In a new report, Reuters this evening is claiming that the FBI paid less than $1 million for the tool it used to unlock the San Bernardino gunman’s iPhone 5c. Apple, of course, denied to create a tool to do so, so the FBI went through a third-party to gain access. The report, citing “several U.S. government sources,” further claims that the technique can be used on any iPhone 5c running iOS 9.
Apple today has expanded its popular Apple Maps Flyover feature to a pair of new cities, while it has also rolled out Spotlight Suggestions to new countries and its traffic data to a single new location. Last month, the company expanded Maps Nearby, Flyover, and traffic data to a handful of new locations, following a more significant Flyover expansion that occurred in February of this year.
Apple today is rolling out an update to the Apple Music app for Android users. The update continues to bring the app up to speed with its iOS counterpart and adds support for music videos and family memberships. The update follows the addition of widget support last month for the Android Apple Music app.
With support for family plans, users can now subscribe or update to a six-person family membership, which is arguably one of the best features about Apple Music. A six-person family membership runs $14.99, which is just $5 more than the one-person $9.99 membership.
Apple today has officially released more information on the Apple Music API available in iOS 9.3. Entitled Apple Music Best Practices for App Developers, the documentation today solidifies what the Apple Music API can do and sets a precedent that developers of music apps should follow. At the original release of iOS 9.3, there seemed to be some confusion as to what the Apple Music API would entail exactly.
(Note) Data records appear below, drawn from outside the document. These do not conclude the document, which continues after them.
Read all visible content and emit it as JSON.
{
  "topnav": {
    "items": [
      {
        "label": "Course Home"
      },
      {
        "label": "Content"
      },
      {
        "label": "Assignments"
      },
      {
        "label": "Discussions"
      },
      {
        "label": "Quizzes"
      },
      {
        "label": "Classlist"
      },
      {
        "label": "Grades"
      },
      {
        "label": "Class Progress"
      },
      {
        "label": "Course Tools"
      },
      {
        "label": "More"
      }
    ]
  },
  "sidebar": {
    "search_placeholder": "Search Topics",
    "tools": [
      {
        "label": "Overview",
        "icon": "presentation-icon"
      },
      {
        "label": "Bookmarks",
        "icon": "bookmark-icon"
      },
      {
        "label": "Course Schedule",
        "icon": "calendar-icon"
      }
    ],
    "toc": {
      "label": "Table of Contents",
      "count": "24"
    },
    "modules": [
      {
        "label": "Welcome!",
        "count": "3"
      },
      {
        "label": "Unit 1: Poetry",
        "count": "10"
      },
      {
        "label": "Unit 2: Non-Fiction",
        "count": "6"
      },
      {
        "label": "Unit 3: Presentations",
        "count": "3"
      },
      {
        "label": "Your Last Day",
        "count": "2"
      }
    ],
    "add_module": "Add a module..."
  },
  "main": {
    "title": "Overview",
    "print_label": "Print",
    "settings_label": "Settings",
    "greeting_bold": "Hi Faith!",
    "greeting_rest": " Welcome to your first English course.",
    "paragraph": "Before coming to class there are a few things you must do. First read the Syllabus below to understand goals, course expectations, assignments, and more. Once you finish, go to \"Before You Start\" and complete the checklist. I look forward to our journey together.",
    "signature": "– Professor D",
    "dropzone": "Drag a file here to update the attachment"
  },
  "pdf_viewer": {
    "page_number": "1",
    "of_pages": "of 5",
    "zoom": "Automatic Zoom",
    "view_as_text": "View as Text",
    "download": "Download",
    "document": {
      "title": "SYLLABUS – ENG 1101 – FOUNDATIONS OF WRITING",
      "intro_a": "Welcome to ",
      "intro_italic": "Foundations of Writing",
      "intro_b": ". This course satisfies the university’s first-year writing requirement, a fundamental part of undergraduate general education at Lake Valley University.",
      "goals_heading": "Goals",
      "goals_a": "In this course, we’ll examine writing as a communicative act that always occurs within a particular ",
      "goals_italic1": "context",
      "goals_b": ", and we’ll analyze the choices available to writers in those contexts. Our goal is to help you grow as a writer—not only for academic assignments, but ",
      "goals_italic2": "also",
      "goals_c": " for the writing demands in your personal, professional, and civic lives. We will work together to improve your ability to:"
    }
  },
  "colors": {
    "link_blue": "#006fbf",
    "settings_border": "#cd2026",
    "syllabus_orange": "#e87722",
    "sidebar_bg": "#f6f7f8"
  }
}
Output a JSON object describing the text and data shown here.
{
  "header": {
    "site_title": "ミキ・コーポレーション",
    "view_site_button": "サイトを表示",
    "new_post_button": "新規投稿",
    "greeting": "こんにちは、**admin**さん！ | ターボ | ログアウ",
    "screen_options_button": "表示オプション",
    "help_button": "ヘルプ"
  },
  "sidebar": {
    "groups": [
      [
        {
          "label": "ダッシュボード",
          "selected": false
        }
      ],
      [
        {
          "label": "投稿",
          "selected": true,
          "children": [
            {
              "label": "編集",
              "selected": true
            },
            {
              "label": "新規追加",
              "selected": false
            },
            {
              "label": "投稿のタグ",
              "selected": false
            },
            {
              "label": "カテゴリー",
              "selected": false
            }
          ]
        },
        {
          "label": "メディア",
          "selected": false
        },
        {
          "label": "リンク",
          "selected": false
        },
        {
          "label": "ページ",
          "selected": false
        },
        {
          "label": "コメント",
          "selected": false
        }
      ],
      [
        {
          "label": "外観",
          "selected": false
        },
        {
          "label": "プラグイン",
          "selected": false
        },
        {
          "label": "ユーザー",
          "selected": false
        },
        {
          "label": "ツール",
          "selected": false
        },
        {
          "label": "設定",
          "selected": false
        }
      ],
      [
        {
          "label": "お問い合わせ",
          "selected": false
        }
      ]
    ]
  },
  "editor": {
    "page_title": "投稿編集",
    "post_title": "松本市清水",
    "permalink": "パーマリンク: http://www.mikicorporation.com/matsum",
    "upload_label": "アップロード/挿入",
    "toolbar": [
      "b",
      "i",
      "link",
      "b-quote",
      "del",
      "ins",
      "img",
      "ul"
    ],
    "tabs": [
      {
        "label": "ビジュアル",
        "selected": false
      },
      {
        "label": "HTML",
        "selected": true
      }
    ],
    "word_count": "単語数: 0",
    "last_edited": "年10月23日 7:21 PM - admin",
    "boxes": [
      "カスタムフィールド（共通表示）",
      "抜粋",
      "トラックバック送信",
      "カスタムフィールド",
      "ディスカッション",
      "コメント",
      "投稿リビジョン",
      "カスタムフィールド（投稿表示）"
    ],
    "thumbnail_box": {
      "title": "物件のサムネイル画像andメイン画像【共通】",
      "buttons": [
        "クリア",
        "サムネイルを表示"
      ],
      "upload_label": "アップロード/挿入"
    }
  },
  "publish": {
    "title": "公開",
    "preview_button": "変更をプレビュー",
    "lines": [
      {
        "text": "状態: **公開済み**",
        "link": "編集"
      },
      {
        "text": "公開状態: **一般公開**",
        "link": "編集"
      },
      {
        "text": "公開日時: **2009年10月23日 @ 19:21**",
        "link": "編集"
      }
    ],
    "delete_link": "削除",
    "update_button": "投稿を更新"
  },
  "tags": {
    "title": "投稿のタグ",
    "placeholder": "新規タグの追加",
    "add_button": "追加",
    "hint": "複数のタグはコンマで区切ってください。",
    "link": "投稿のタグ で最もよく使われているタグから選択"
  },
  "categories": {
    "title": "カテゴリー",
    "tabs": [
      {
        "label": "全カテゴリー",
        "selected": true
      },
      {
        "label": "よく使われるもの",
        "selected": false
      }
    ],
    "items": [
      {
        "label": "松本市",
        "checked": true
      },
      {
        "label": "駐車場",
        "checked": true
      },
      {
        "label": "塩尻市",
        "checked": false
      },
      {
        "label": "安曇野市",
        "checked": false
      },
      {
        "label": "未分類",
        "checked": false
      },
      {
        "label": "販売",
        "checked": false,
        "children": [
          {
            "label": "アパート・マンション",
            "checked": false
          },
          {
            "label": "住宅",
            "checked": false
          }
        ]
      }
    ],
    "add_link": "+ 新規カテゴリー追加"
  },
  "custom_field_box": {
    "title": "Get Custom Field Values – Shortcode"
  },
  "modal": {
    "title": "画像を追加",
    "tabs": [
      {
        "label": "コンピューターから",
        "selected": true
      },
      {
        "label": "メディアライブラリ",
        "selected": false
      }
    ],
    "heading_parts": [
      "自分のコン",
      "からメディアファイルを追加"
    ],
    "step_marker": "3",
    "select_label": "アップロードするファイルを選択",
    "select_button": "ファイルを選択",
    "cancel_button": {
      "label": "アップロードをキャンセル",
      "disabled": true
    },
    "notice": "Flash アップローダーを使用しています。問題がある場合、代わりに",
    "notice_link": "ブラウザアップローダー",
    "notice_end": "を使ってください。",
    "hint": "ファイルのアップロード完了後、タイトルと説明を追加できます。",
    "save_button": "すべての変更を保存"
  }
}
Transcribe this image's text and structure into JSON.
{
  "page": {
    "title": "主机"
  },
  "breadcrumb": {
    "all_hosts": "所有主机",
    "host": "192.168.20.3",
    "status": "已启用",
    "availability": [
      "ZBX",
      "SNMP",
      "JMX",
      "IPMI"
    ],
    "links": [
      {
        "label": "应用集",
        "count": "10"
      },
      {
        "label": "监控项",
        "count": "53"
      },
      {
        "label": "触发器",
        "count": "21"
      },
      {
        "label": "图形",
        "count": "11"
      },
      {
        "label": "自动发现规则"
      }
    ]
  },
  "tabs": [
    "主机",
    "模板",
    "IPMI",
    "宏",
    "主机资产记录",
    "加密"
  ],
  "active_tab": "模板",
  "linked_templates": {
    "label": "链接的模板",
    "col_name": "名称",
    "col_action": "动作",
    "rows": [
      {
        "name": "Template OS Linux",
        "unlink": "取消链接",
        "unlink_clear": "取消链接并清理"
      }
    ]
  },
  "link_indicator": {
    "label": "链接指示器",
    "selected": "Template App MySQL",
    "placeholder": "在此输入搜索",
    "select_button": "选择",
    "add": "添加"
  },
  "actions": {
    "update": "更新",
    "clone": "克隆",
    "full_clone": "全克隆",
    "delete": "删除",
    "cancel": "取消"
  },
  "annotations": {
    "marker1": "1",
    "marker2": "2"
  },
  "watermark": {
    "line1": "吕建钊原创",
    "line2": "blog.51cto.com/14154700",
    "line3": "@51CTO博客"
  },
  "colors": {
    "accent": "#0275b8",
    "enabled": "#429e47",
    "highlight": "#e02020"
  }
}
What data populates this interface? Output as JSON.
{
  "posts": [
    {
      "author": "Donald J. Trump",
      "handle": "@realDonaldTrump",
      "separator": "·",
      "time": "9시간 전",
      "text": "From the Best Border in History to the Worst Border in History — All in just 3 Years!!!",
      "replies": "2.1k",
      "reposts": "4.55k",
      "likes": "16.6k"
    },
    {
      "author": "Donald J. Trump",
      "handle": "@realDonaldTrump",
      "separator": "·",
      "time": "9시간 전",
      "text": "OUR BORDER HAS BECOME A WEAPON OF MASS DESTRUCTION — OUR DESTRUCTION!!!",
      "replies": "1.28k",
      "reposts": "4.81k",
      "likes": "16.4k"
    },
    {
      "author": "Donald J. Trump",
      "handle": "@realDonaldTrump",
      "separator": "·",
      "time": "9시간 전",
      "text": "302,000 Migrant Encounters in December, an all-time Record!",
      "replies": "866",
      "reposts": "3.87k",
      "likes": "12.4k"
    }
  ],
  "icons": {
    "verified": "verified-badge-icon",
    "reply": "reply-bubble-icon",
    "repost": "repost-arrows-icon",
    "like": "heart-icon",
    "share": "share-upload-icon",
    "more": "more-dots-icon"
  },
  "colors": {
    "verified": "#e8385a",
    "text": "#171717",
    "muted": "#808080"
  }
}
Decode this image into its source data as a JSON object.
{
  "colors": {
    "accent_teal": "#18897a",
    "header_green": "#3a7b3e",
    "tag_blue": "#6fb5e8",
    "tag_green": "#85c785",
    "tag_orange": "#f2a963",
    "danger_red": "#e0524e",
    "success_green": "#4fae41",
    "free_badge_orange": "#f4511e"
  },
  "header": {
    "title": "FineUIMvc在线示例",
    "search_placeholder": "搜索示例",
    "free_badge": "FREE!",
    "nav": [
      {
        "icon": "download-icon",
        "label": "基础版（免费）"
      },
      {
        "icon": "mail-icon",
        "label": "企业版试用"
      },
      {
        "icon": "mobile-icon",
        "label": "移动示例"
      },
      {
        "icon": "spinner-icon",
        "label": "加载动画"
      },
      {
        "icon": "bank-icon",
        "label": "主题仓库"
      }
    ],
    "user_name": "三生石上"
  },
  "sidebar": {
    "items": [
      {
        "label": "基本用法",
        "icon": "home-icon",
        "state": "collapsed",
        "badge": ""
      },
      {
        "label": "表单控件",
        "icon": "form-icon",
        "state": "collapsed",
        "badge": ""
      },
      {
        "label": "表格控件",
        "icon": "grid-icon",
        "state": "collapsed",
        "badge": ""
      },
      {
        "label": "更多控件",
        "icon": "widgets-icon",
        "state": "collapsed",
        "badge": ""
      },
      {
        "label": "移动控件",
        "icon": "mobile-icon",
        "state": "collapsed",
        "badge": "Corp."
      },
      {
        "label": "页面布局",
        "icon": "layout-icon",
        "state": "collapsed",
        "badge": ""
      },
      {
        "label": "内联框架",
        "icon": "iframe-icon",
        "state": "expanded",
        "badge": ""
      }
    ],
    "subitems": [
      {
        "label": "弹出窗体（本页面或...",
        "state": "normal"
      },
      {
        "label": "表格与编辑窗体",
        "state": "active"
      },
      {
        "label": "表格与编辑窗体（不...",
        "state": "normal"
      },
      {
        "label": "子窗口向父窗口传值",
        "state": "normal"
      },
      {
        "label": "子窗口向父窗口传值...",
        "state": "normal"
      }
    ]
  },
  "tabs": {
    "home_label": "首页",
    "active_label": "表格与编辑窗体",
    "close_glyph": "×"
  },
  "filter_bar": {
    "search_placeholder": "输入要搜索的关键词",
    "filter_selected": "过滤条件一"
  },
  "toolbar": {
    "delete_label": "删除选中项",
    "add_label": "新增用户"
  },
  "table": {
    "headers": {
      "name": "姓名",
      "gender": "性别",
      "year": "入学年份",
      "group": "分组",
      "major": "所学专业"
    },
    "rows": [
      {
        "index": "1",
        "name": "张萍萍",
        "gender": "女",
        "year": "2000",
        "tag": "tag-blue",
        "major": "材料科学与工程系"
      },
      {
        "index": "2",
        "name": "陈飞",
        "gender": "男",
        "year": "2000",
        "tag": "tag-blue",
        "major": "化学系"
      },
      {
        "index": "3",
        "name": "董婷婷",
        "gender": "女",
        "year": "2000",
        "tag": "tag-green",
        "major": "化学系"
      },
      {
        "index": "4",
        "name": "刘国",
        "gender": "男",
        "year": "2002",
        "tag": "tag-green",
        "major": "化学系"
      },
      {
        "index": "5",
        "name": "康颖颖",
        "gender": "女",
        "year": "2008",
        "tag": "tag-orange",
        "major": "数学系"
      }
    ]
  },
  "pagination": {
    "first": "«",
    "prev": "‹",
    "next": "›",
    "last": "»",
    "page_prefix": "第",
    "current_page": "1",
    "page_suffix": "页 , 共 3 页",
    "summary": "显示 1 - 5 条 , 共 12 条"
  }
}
We had reached out to Ben Dodson, developer of Music Tracker, to better understand the limitations and new features the API could introduce. Today’s document verifies our original thoughts.